▶ _EXERCISE INSTRUCTIONS_: Leave out the images and return all the data word for word.

[Dataset rows for apps and sites]
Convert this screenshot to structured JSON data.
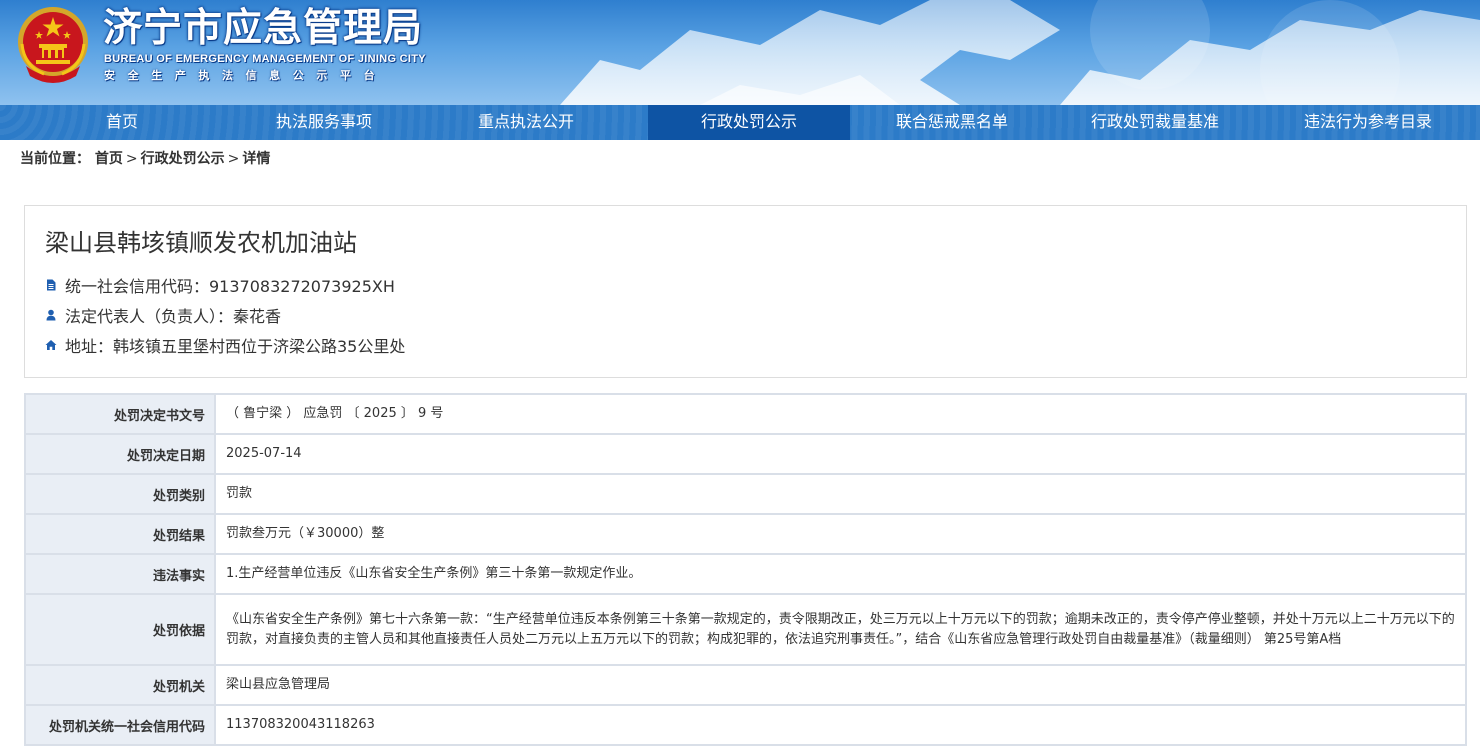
{
  "header": {
    "title": "济宁市应急管理局",
    "subtitle_en": "BUREAU OF EMERGENCY MANAGEMENT OF JINING CITY",
    "subtitle_cn": "安全生产执法信息公示平台",
    "colors": {
      "banner": "#2f7fcf",
      "nav": "#2c7bc8",
      "nav_active": "#0e54a4"
    }
  },
  "nav": {
    "items": [
      {
        "label": "首页"
      },
      {
        "label": "执法服务事项"
      },
      {
        "label": "重点执法公开"
      },
      {
        "label": "行政处罚公示",
        "active": true
      },
      {
        "label": "联合惩戒黑名单"
      },
      {
        "label": "行政处罚裁量基准"
      },
      {
        "label": "违法行为参考目录"
      }
    ]
  },
  "breadcrumb": {
    "prefix": "当前位置：",
    "items": [
      "首页",
      "行政处罚公示",
      "详情"
    ],
    "separator": ">"
  },
  "company": {
    "name": "梁山县韩垓镇顺发农机加油站",
    "credit_code_text": "统一社会信用代码：9137083272073925XH",
    "legal_rep_text": "法定代表人（负责人）：秦花香",
    "address_text": "地址：韩垓镇五里堡村西位于济梁公路35公里处",
    "icons": [
      "document-icon",
      "user-icon",
      "home-icon"
    ]
  },
  "details": {
    "rows": [
      {
        "label": "处罚决定书文号",
        "value": "（ 鲁宁梁 ） 应急罚 〔 2025 〕 9 号"
      },
      {
        "label": "处罚决定日期",
        "value": "2025-07-14"
      },
      {
        "label": "处罚类别",
        "value": "罚款"
      },
      {
        "label": "处罚结果",
        "value": "罚款叁万元（￥30000）整"
      },
      {
        "label": "违法事实",
        "value": "1.生产经营单位违反《山东省安全生产条例》第三十条第一款规定作业。"
      },
      {
        "label": "处罚依据",
        "value": "《山东省安全生产条例》第七十六条第一款：“生产经营单位违反本条例第三十条第一款规定的，责令限期改正，处三万元以上十万元以下的罚款；逾期未改正的，责令停产停业整顿，并处十万元以上二十万元以下的罚款，对直接负责的主管人员和其他直接责任人员处二万元以上五万元以下的罚款；构成犯罪的，依法追究刑事责任。”，结合《山东省应急管理行政处罚自由裁量基准》（裁量细则） 第25号第A档"
      },
      {
        "label": "处罚机关",
        "value": "梁山县应急管理局"
      },
      {
        "label": "处罚机关统一社会信用代码",
        "value": "113708320043118263"
      }
    ]
  }
}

▶ _WORKED SOLUTION_:
Convert this screenshot to structured JSON data.
{
  "header": {
    "title": "济宁市应急管理局",
    "subtitle_en": "BUREAU OF EMERGENCY MANAGEMENT OF JINING CITY",
    "subtitle_cn": "安全生产执法信息公示平台",
    "colors": {
      "banner": "#2f7fcf",
      "nav": "#2c7bc8",
      "nav_active": "#0e54a4"
    }
  },
  "nav": {
    "items": [
      {
        "label": "首页"
      },
      {
        "label": "执法服务事项"
      },
      {
        "label": "重点执法公开"
      },
      {
        "label": "行政处罚公示",
        "active": true
      },
      {
        "label": "联合惩戒黑名单"
      },
      {
        "label": "行政处罚裁量基准"
      },
      {
        "label": "违法行为参考目录"
      }
    ]
  },
  "breadcrumb": {
    "prefix": "当前位置：",
    "items": [
      "首页",
      "行政处罚公示",
      "详情"
    ],
    "separator": ">"
  },
  "company": {
    "name": "梁山县韩垓镇顺发农机加油站",
    "credit_code_text": "统一社会信用代码：9137083272073925XH",
    "legal_rep_text": "法定代表人（负责人）：秦花香",
    "address_text": "地址：韩垓镇五里堡村西位于济梁公路35公里处",
    "icons": [
      "document-icon",
      "user-icon",
      "home-icon"
    ]
  },
  "details": {
    "rows": [
      {
        "label": "处罚决定书文号",
        "value": "（ 鲁宁梁 ） 应急罚 〔 2025 〕 9 号"
      },
      {
        "label": "处罚决定日期",
        "value": "2025-07-14"
      },
      {
        "label": "处罚类别",
        "value": "罚款"
      },
      {
        "label": "处罚结果",
        "value": "罚款叁万元（￥30000）整"
      },
      {
        "label": "违法事实",
        "value": "1.生产经营单位违反《山东省安全生产条例》第三十条第一款规定作业。"
      },
      {
        "label": "处罚依据",
        "value": "《山东省安全生产条例》第七十六条第一款：“生产经营单位违反本条例第三十条第一款规定的，责令限期改正，处三万元以上十万元以下的罚款；逾期未改正的，责令停产停业整顿，并处十万元以上二十万元以下的罚款，对直接负责的主管人员和其他直接责任人员处二万元以上五万元以下的罚款；构成犯罪的，依法追究刑事责任。”，结合《山东省应急管理行政处罚自由裁量基准》（裁量细则） 第25号第A档"
      },
      {
        "label": "处罚机关",
        "value": "梁山县应急管理局"
      },
      {
        "label": "处罚机关统一社会信用代码",
        "value": "113708320043118263"
      }
    ]
  }
}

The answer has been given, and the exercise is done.